**Your assignment**
The lines to copy are those in the listing that hold the word "JSON".
---------- Records shown
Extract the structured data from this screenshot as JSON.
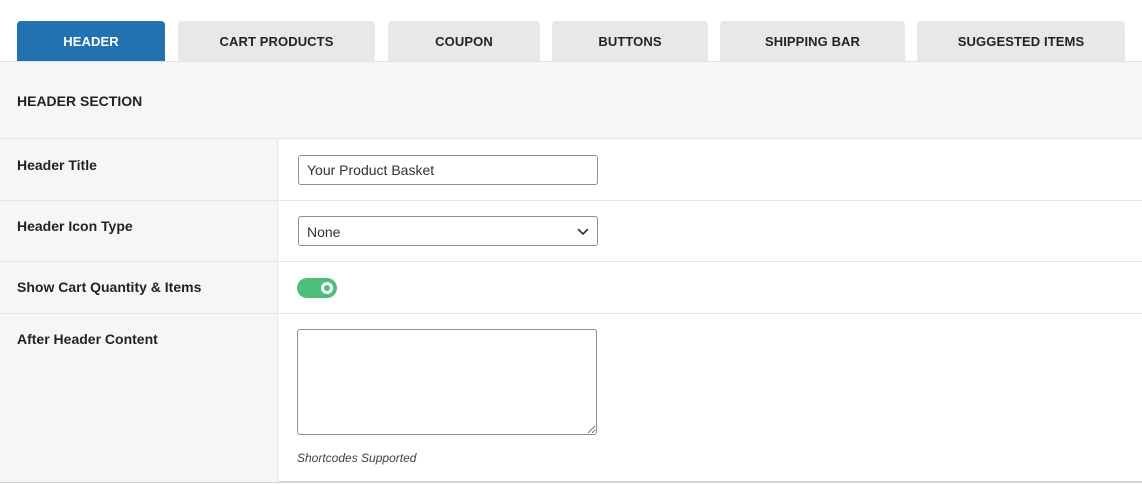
{
  "tabs": [
    {
      "label": "HEADER",
      "active": true
    },
    {
      "label": "CART PRODUCTS",
      "active": false
    },
    {
      "label": "COUPON",
      "active": false
    },
    {
      "label": "BUTTONS",
      "active": false
    },
    {
      "label": "SHIPPING BAR",
      "active": false
    },
    {
      "label": "SUGGESTED ITEMS",
      "active": false
    }
  ],
  "section": {
    "title": "HEADER SECTION"
  },
  "fields": {
    "header_title": {
      "label": "Header Title",
      "value": "Your Product Basket"
    },
    "header_icon_type": {
      "label": "Header Icon Type",
      "value": "None",
      "icon": "chevron-down-icon"
    },
    "show_cart_quantity": {
      "label": "Show Cart Quantity & Items",
      "enabled": true
    },
    "after_header_content": {
      "label": "After Header Content",
      "value": "",
      "hint": "Shortcodes Supported"
    }
  },
  "colors": {
    "accent": "#2271b1",
    "toggle_on": "#4cbf7a",
    "tab_inactive": "#e8e8e8"
  }
}
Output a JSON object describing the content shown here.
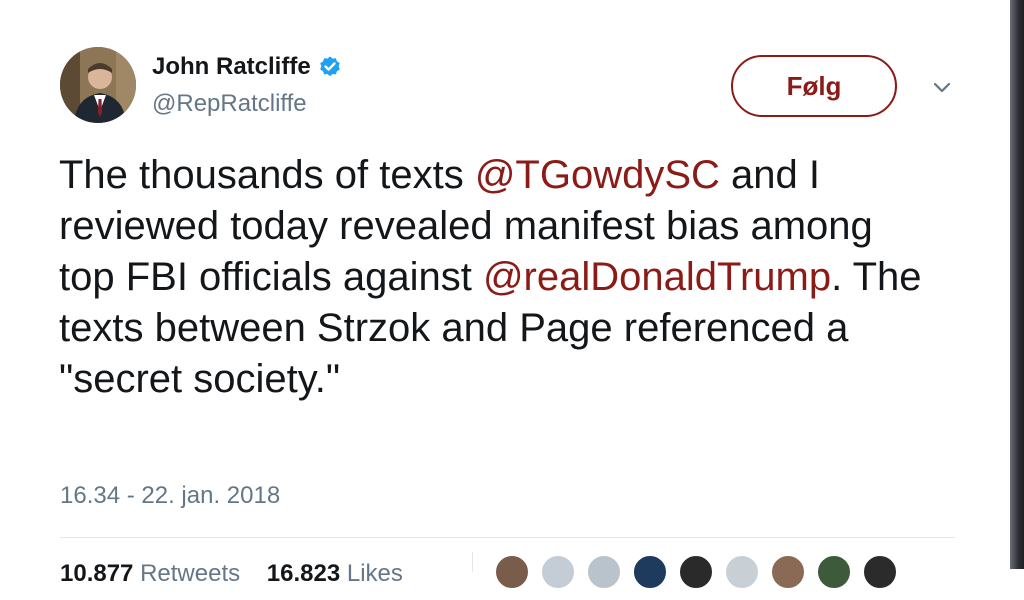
{
  "tweet": {
    "author_name": "John Ratcliffe",
    "author_handle": "@RepRatcliffe",
    "follow_label": "Følg",
    "text_segments": {
      "s1": "The thousands of texts ",
      "m1": "@TGowdySC",
      "s2": " and I reviewed today revealed manifest bias among top FBI officials against ",
      "m2": "@realDonaldTrump",
      "s3": ". The texts between Strzok and Page referenced a \"secret society.\""
    },
    "timestamp": "16.34 - 22. jan. 2018",
    "retweets_count": "10.877",
    "retweets_label": "Retweets",
    "likes_count": "16.823",
    "likes_label": "Likes"
  },
  "colors": {
    "accent": "#8b1b16",
    "verified_blue": "#1da1f2",
    "secondary_text": "#657786",
    "primary_text": "#14171a"
  },
  "icons": [
    "avatar",
    "verified-badge-icon",
    "chevron-down-icon"
  ]
}
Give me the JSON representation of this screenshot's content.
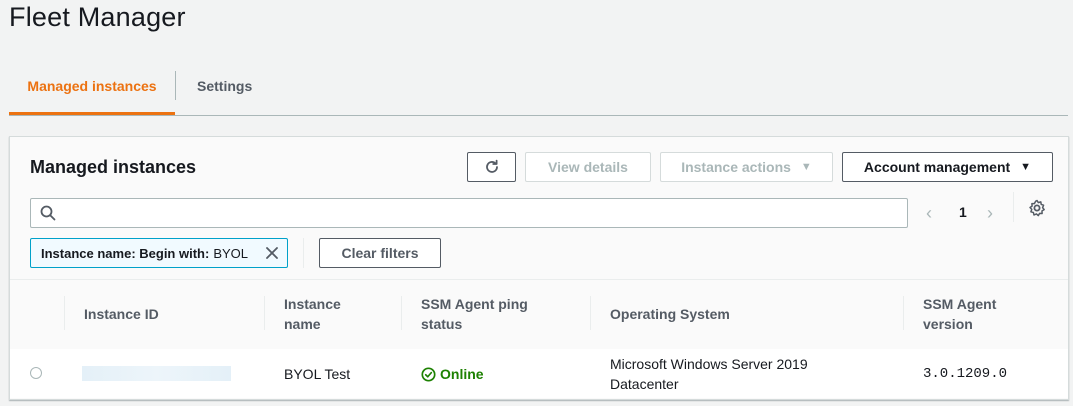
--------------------
**Exercise response**
Extract the structured data from this screenshot as JSON.
Output a JSON object describing the content shown here.
Give me the JSON representation of this screenshot's content.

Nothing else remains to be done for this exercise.